====== DATA UNDER STUDY ======
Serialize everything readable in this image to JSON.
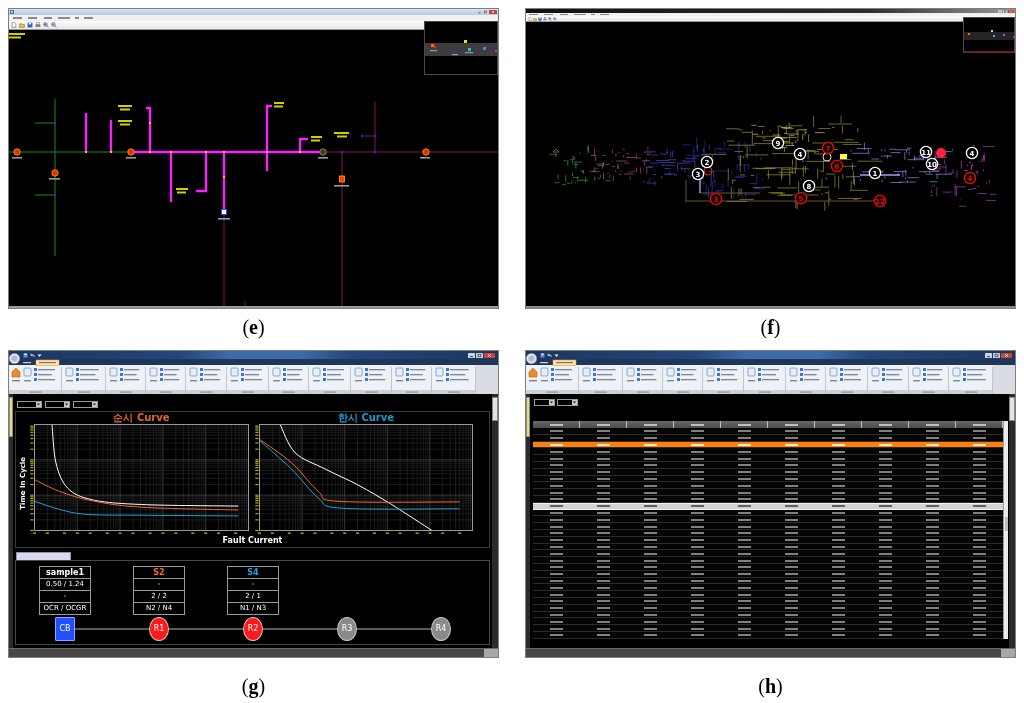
{
  "panel_e": {
    "caption": "(**e**)"
  },
  "panel_f": {
    "caption": "(**f**)",
    "markers": [
      {
        "text": "9",
        "color": "#ffffff"
      },
      {
        "text": "7",
        "color": "#ff0000"
      },
      {
        "text": "4",
        "color": "#ffffff"
      },
      {
        "text": "6",
        "color": "#ff0000"
      },
      {
        "text": "2",
        "color": "#ffffff"
      },
      {
        "text": "3",
        "color": "#ffffff"
      },
      {
        "text": "3",
        "color": "#ff0000"
      },
      {
        "text": "8",
        "color": "#ffffff"
      },
      {
        "text": "5",
        "color": "#ff0000"
      },
      {
        "text": "1",
        "color": "#ffffff"
      },
      {
        "text": "12",
        "color": "#ff0000"
      },
      {
        "text": "11",
        "color": "#ffffff"
      },
      {
        "text": "10",
        "color": "#ffffff"
      },
      {
        "text": "4",
        "color": "#ffffff"
      },
      {
        "text": "4",
        "color": "#ff0000"
      }
    ]
  },
  "panel_g": {
    "caption": "(**g**)",
    "charts": [
      {
        "title": "순시 Curve",
        "color": "#e0642a"
      },
      {
        "title": "한시 Curve",
        "color": "#1a9ad0"
      }
    ],
    "y_axis_label": "Time In Cycle",
    "x_axis_label": "Fault Current",
    "relay_cards": [
      {
        "title": "sample1",
        "color": "#ffffff",
        "values": [
          "0.50 / 1.24",
          "-",
          "OCR / OCGR"
        ]
      },
      {
        "title": "S2",
        "color": "#f06a28",
        "values": [
          "-",
          "2 / 2",
          "N2 / N4"
        ]
      },
      {
        "title": "S4",
        "color": "#1aa6e0",
        "values": [
          "-",
          "2 / 1",
          "N1 / N3"
        ]
      }
    ],
    "nodes": [
      {
        "text": "CB",
        "kind": "square",
        "color": "#1f4fff"
      },
      {
        "text": "R1",
        "kind": "circle",
        "color": "#ff1a1a"
      },
      {
        "text": "R2",
        "kind": "circle",
        "color": "#ff1a1a"
      },
      {
        "text": "R3",
        "kind": "circle",
        "color": "#8a8a8a"
      },
      {
        "text": "R4",
        "kind": "circle",
        "color": "#8a8a8a"
      }
    ]
  },
  "panel_h": {
    "caption": "(**h**)",
    "table": {
      "rows": [
        {
          "selected": false,
          "highlighted": false
        },
        {
          "selected": false,
          "highlighted": false
        },
        {
          "selected": true,
          "highlighted": false
        },
        {
          "selected": false,
          "highlighted": false
        },
        {
          "selected": false,
          "highlighted": false
        },
        {
          "selected": false,
          "highlighted": false
        },
        {
          "selected": false,
          "highlighted": false
        },
        {
          "selected": false,
          "highlighted": false
        },
        {
          "selected": false,
          "highlighted": false
        },
        {
          "selected": false,
          "highlighted": false
        },
        {
          "selected": false,
          "highlighted": false
        },
        {
          "selected": false,
          "highlighted": true
        },
        {
          "selected": false,
          "highlighted": false
        },
        {
          "selected": false,
          "highlighted": false
        },
        {
          "selected": false,
          "highlighted": false
        },
        {
          "selected": false,
          "highlighted": false
        },
        {
          "selected": false,
          "highlighted": false
        },
        {
          "selected": false,
          "highlighted": false
        },
        {
          "selected": false,
          "highlighted": false
        },
        {
          "selected": false,
          "highlighted": false
        },
        {
          "selected": false,
          "highlighted": false
        },
        {
          "selected": false,
          "highlighted": false
        },
        {
          "selected": false,
          "highlighted": false
        },
        {
          "selected": false,
          "highlighted": false
        },
        {
          "selected": false,
          "highlighted": false
        },
        {
          "selected": false,
          "highlighted": false
        },
        {
          "selected": false,
          "highlighted": false
        },
        {
          "selected": false,
          "highlighted": false
        },
        {
          "selected": false,
          "highlighted": false
        },
        {
          "selected": false,
          "highlighted": false
        },
        {
          "selected": false,
          "highlighted": false
        }
      ]
    }
  }
}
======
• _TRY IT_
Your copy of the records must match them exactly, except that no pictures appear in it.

• _SOLUTION TO THE PROBLEM_
Serialize everything readable in this image to JSON.
{
  "panel_e": {
    "caption": "(**e**)"
  },
  "panel_f": {
    "caption": "(**f**)",
    "markers": [
      {
        "text": "9",
        "color": "#ffffff"
      },
      {
        "text": "7",
        "color": "#ff0000"
      },
      {
        "text": "4",
        "color": "#ffffff"
      },
      {
        "text": "6",
        "color": "#ff0000"
      },
      {
        "text": "2",
        "color": "#ffffff"
      },
      {
        "text": "3",
        "color": "#ffffff"
      },
      {
        "text": "3",
        "color": "#ff0000"
      },
      {
        "text": "8",
        "color": "#ffffff"
      },
      {
        "text": "5",
        "color": "#ff0000"
      },
      {
        "text": "1",
        "color": "#ffffff"
      },
      {
        "text": "12",
        "color": "#ff0000"
      },
      {
        "text": "11",
        "color": "#ffffff"
      },
      {
        "text": "10",
        "color": "#ffffff"
      },
      {
        "text": "4",
        "color": "#ffffff"
      },
      {
        "text": "4",
        "color": "#ff0000"
      }
    ]
  },
  "panel_g": {
    "caption": "(**g**)",
    "charts": [
      {
        "title": "순시 Curve",
        "color": "#e0642a"
      },
      {
        "title": "한시 Curve",
        "color": "#1a9ad0"
      }
    ],
    "y_axis_label": "Time In Cycle",
    "x_axis_label": "Fault Current",
    "relay_cards": [
      {
        "title": "sample1",
        "color": "#ffffff",
        "values": [
          "0.50 / 1.24",
          "-",
          "OCR / OCGR"
        ]
      },
      {
        "title": "S2",
        "color": "#f06a28",
        "values": [
          "-",
          "2 / 2",
          "N2 / N4"
        ]
      },
      {
        "title": "S4",
        "color": "#1aa6e0",
        "values": [
          "-",
          "2 / 1",
          "N1 / N3"
        ]
      }
    ],
    "nodes": [
      {
        "text": "CB",
        "kind": "square",
        "color": "#1f4fff"
      },
      {
        "text": "R1",
        "kind": "circle",
        "color": "#ff1a1a"
      },
      {
        "text": "R2",
        "kind": "circle",
        "color": "#ff1a1a"
      },
      {
        "text": "R3",
        "kind": "circle",
        "color": "#8a8a8a"
      },
      {
        "text": "R4",
        "kind": "circle",
        "color": "#8a8a8a"
      }
    ]
  },
  "panel_h": {
    "caption": "(**h**)",
    "table": {
      "rows": [
        {
          "selected": false,
          "highlighted": false
        },
        {
          "selected": false,
          "highlighted": false
        },
        {
          "selected": true,
          "highlighted": false
        },
        {
          "selected": false,
          "highlighted": false
        },
        {
          "selected": false,
          "highlighted": false
        },
        {
          "selected": false,
          "highlighted": false
        },
        {
          "selected": false,
          "highlighted": false
        },
        {
          "selected": false,
          "highlighted": false
        },
        {
          "selected": false,
          "highlighted": false
        },
        {
          "selected": false,
          "highlighted": false
        },
        {
          "selected": false,
          "highlighted": false
        },
        {
          "selected": false,
          "highlighted": true
        },
        {
          "selected": false,
          "highlighted": false
        },
        {
          "selected": false,
          "highlighted": false
        },
        {
          "selected": false,
          "highlighted": false
        },
        {
          "selected": false,
          "highlighted": false
        },
        {
          "selected": false,
          "highlighted": false
        },
        {
          "selected": false,
          "highlighted": false
        },
        {
          "selected": false,
          "highlighted": false
        },
        {
          "selected": false,
          "highlighted": false
        },
        {
          "selected": false,
          "highlighted": false
        },
        {
          "selected": false,
          "highlighted": false
        },
        {
          "selected": false,
          "highlighted": false
        },
        {
          "selected": false,
          "highlighted": false
        },
        {
          "selected": false,
          "highlighted": false
        },
        {
          "selected": false,
          "highlighted": false
        },
        {
          "selected": false,
          "highlighted": false
        },
        {
          "selected": false,
          "highlighted": false
        },
        {
          "selected": false,
          "highlighted": false
        },
        {
          "selected": false,
          "highlighted": false
        },
        {
          "selected": false,
          "highlighted": false
        }
      ]
    }
  }
}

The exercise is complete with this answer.